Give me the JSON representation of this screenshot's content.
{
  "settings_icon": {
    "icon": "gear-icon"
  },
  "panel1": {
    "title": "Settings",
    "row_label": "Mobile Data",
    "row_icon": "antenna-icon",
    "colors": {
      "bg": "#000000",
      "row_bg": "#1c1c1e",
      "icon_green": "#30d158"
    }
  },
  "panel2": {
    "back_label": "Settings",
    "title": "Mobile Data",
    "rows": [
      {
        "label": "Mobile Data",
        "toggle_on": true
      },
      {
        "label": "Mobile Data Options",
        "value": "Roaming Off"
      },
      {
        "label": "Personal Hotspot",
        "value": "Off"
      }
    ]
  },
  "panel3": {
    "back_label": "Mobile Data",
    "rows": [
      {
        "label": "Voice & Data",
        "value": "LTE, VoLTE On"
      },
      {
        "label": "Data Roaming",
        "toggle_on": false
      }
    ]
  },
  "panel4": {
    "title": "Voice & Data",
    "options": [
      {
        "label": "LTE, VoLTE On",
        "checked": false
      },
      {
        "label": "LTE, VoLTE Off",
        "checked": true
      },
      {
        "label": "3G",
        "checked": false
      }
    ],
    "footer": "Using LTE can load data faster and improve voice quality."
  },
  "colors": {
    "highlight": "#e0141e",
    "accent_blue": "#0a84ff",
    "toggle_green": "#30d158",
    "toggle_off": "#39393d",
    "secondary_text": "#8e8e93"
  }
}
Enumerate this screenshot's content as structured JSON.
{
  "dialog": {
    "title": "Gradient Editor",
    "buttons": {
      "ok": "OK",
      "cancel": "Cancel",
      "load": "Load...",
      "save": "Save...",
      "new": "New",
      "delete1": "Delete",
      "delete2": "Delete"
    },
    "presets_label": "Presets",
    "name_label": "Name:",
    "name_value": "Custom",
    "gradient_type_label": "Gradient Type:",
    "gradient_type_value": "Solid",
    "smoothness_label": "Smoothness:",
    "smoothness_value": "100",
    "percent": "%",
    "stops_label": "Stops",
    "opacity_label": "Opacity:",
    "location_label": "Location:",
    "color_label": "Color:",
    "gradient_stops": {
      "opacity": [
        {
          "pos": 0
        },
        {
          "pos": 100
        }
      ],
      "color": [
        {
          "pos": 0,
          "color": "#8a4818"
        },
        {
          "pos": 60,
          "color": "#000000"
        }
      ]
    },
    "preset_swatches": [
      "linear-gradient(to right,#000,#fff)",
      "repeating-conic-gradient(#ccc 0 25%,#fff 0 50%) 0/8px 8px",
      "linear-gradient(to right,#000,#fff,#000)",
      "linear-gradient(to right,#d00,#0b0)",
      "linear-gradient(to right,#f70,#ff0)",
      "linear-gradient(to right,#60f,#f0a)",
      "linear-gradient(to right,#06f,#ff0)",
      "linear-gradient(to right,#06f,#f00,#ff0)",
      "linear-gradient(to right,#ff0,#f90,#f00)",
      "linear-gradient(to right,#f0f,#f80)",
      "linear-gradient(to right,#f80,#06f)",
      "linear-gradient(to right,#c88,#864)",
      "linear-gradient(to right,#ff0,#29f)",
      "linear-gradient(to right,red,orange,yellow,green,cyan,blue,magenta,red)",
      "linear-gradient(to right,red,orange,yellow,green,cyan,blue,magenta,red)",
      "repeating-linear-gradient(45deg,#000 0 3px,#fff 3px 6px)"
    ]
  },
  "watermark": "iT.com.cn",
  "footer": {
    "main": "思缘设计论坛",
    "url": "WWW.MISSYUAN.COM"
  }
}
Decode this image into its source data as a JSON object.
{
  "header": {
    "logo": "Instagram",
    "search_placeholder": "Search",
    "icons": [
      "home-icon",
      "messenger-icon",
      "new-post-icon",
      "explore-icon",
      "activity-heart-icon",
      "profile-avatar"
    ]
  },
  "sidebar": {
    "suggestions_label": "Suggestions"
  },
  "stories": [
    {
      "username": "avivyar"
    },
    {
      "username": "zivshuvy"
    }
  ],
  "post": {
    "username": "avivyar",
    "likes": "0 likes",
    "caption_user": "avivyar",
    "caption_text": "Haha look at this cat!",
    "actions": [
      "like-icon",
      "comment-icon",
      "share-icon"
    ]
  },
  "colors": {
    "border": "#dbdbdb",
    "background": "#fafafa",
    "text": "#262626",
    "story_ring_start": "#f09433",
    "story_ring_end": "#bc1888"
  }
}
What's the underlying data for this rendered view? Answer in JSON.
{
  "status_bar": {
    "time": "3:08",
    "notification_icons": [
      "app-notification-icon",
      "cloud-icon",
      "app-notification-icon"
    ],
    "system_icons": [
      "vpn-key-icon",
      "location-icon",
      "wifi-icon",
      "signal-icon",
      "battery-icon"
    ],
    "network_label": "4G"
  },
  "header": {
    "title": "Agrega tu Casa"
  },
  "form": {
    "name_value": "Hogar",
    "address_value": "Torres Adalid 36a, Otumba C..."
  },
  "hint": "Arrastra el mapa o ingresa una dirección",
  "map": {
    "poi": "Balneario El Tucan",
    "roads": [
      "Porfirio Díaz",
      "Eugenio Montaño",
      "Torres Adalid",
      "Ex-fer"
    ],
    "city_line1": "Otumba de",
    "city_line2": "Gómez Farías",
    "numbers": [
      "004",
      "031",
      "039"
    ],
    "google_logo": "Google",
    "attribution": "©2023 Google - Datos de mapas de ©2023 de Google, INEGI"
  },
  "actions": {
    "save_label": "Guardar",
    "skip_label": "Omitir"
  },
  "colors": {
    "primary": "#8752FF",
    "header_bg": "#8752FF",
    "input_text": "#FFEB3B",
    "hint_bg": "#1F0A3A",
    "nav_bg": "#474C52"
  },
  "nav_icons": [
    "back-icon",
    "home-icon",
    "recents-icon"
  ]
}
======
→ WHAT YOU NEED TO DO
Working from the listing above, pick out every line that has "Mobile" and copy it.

→ ANSWER TO THIS TASK
    "row_label": "Mobile Data",
    "title": "Mobile Data",
        "label": "Mobile Data",
        "label": "Mobile Data Options",
    "back_label": "Mobile Data",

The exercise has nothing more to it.